In Maryland, cities can change their charters either by action of their city council or by the referendum process that requires obtaining enough signatures of registered voters to put the matter on the ballot for the citizens to vote for or against. I participated in the successful effort to change the charter of the City of Cambridge to establish a city manager form of government. That happened by a vote of the City Council. While there have been challenges in transitioning from one city manager to another and transitioning from one city council to the next, the improvement in the functioning of government and the resources that have come to Cambridge in part because of our having professional management have been significant.
When we hired our first city manager, a national developer by the name of Charlie Fairchild saw promise here that has resulted in the redevelopment of what is now called Cambridge Marketplace with the Shore Regional Health Emergency Room and medical offices, new businesses, and some fast-food restaurants. In addition, he redeveloped a portion of nearby Dorchester Square for additional businesses, government offices, and fast-food restaurants. He is now developing up to three hundred homes on the Hyatt property all of which helps to improve the tax base and the quality of life for the city and county.

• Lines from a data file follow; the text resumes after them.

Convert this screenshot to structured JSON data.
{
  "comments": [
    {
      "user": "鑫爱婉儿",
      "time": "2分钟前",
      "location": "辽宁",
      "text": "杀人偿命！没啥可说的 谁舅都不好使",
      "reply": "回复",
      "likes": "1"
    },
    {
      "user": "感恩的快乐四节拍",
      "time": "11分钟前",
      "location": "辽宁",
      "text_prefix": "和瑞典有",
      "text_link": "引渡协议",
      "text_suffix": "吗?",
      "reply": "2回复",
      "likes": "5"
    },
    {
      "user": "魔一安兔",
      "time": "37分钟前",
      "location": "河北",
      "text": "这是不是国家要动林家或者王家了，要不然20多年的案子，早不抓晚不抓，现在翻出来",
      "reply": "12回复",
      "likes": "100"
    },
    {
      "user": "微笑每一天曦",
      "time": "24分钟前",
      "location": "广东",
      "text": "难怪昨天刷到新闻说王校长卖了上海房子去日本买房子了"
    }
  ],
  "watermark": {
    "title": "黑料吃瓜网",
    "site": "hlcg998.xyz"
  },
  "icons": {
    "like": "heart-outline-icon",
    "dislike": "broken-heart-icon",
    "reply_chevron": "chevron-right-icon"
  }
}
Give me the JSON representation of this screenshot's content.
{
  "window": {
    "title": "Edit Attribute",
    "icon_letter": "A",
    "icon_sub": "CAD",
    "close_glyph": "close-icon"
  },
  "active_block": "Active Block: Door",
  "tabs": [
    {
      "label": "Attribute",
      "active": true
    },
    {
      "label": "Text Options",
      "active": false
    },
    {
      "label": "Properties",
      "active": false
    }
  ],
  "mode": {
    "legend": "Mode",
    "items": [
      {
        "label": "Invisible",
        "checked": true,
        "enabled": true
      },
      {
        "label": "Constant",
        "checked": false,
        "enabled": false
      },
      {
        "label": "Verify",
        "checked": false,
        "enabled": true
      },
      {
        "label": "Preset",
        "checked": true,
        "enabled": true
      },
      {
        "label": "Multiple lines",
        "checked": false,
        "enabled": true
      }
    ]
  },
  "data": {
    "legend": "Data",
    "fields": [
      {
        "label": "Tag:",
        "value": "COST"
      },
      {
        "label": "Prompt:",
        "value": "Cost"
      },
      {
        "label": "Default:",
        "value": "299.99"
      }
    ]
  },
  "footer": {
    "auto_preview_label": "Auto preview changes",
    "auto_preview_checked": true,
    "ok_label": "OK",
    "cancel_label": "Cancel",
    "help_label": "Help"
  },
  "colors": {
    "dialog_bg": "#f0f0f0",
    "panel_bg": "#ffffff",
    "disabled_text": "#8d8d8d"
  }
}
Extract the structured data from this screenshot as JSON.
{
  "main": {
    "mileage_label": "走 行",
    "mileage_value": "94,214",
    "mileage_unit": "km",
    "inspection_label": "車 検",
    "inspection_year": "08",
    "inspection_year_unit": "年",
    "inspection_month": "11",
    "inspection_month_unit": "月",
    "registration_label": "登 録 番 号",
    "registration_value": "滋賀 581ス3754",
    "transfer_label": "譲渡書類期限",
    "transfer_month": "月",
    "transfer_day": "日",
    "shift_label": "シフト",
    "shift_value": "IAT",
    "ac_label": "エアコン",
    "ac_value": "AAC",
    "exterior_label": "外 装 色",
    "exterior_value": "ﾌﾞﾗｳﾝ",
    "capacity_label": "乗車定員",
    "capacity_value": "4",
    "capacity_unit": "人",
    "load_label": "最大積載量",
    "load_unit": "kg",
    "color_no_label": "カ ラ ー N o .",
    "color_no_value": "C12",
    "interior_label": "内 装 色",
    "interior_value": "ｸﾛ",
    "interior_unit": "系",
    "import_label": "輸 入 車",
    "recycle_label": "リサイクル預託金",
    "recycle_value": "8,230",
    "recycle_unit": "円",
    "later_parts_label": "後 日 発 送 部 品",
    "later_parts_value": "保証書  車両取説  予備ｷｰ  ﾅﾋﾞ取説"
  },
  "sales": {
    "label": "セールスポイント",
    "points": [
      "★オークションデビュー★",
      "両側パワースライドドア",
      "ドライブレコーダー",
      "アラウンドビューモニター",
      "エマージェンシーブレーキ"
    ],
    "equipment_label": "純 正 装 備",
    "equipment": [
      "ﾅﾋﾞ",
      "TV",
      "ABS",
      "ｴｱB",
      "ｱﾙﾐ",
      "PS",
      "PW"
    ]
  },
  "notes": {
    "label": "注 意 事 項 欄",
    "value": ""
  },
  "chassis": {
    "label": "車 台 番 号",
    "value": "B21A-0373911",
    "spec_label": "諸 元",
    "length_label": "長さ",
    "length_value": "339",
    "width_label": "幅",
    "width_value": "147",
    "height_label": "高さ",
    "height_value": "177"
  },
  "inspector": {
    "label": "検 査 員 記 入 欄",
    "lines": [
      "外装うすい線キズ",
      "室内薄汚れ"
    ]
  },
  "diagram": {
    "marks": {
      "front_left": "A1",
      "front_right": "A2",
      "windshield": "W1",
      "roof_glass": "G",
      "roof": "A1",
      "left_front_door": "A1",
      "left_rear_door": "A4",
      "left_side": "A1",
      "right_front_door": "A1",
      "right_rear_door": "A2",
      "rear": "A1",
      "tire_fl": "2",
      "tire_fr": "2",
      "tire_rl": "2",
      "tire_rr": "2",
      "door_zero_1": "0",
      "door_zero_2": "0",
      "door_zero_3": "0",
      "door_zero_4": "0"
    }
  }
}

Other development has followed with the recently opened Philips Packing House Building F and the Sailwinds property that is now looking for developers for the various parcels of property there for businesses and residential and other property uses.
With counties, the charter change process is different in that the only way to change a county charter is by referendum after obtaining signatures of 20% of the registered voters. Not only is the process different, it is also more difficult. While we are in the midst of that effort at this point, we can already see change happening.
With primary elections coming in July and then the final vote in November, the two issues that the Dorchester Citizens for Better Government have raised have grabbed the attention of registered voters, the candidates for the positions on County Council, and last Tuesday evening the current County Council.
One of our issues has been the lack of transparency by the current council. Despite requests of the citizens, the County Council by 3-2 votes previously refused to show their meetings on CATV or the internet despite the challenges of Covid-19. During the campaign process, the Dorchester Chamber of Commerce was able to hold candidate forums that included questions on the two issues that the Dorchester Citizens for Better Government had been advocating for in its petitions. All the candidates that participated in the forums, except one incumbent, supported in one way or another the basic issues that we raised.
This past Tuesday evening the County Council reversed itself on the issue of holding the meetings on CATV or the internet and voted to do just that. Because I had to listen in on the phone; the audio for the meeting was poor; and microphones were either not available or poorly placed, I am not sure if the vote was 4-0 or 5-0, but it passed. Now all we need our County Council to do on this issue, at this point, is to vote to provide the non-confidential documents for each meeting to the public electronically by placing them on the County website for anyone interested to review. While we need to have the charter changed on this and the issue of allowing the county manager to actually manage the day-to-day operations of staff, they will have to wait. What we want is to ensure that future County Councils are not able to be less transparent as they have been. The other night was a good first step that would not have happened without the work of the Dorchester Citizens for Better Government.
More on these issues will be coming as things progress.
Thanks for Reading. Please be in touch.
Judge Rideout is the former Chief Judge of the Alexandria, VA Juvenile and Domestic Relations District Court (1989-2004). From 2004 until the present he has consulted in different states to support their efforts to improve their child welfare systems. From 2016 to early 2021, he was the Ward 1 Commissioner on the Cambridge City Council. Throughout his career, he has been an advocate for improving the lives of children in his and other communities.